> [PROVIDED INFORMATION]:
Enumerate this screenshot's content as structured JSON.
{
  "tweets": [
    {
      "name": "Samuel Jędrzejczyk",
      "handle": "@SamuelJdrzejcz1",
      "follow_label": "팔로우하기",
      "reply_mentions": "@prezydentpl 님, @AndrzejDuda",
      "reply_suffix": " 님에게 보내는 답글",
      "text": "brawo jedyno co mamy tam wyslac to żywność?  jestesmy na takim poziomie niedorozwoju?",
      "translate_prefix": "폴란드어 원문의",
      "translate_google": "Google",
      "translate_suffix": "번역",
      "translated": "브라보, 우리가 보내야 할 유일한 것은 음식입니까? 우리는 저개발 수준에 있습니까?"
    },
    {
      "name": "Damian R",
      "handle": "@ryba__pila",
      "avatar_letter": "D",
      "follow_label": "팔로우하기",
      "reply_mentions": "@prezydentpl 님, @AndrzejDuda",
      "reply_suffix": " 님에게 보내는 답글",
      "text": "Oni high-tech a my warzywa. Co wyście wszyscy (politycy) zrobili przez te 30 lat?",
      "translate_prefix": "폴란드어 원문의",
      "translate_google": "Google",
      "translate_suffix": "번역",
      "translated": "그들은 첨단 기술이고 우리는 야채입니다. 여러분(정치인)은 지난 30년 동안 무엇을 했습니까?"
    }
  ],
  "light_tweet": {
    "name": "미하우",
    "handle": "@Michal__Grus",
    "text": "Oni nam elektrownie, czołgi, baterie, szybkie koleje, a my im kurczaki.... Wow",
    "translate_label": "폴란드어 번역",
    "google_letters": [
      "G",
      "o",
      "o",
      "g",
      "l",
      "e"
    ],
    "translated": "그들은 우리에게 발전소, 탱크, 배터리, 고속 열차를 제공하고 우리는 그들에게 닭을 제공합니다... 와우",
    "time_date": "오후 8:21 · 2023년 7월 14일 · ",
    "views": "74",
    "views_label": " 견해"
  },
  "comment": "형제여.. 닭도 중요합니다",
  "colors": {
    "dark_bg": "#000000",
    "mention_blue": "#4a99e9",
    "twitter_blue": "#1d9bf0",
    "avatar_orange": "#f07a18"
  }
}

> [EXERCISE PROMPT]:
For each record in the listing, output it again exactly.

> [TASK SOLUTION]:
Enumerate this screenshot's content as structured JSON.
{
  "tweets": [
    {
      "name": "Samuel Jędrzejczyk",
      "handle": "@SamuelJdrzejcz1",
      "follow_label": "팔로우하기",
      "reply_mentions": "@prezydentpl 님, @AndrzejDuda",
      "reply_suffix": " 님에게 보내는 답글",
      "text": "brawo jedyno co mamy tam wyslac to żywność?  jestesmy na takim poziomie niedorozwoju?",
      "translate_prefix": "폴란드어 원문의",
      "translate_google": "Google",
      "translate_suffix": "번역",
      "translated": "브라보, 우리가 보내야 할 유일한 것은 음식입니까? 우리는 저개발 수준에 있습니까?"
    },
    {
      "name": "Damian R",
      "handle": "@ryba__pila",
      "avatar_letter": "D",
      "follow_label": "팔로우하기",
      "reply_mentions": "@prezydentpl 님, @AndrzejDuda",
      "reply_suffix": " 님에게 보내는 답글",
      "text": "Oni high-tech a my warzywa. Co wyście wszyscy (politycy) zrobili przez te 30 lat?",
      "translate_prefix": "폴란드어 원문의",
      "translate_google": "Google",
      "translate_suffix": "번역",
      "translated": "그들은 첨단 기술이고 우리는 야채입니다. 여러분(정치인)은 지난 30년 동안 무엇을 했습니까?"
    }
  ],
  "light_tweet": {
    "name": "미하우",
    "handle": "@Michal__Grus",
    "text": "Oni nam elektrownie, czołgi, baterie, szybkie koleje, a my im kurczaki.... Wow",
    "translate_label": "폴란드어 번역",
    "google_letters": [
      "G",
      "o",
      "o",
      "g",
      "l",
      "e"
    ],
    "translated": "그들은 우리에게 발전소, 탱크, 배터리, 고속 열차를 제공하고 우리는 그들에게 닭을 제공합니다... 와우",
    "time_date": "오후 8:21 · 2023년 7월 14일 · ",
    "views": "74",
    "views_label": " 견해"
  },
  "comment": "형제여.. 닭도 중요합니다",
  "colors": {
    "dark_bg": "#000000",
    "mention_blue": "#4a99e9",
    "twitter_blue": "#1d9bf0",
    "avatar_orange": "#f07a18"
  }
}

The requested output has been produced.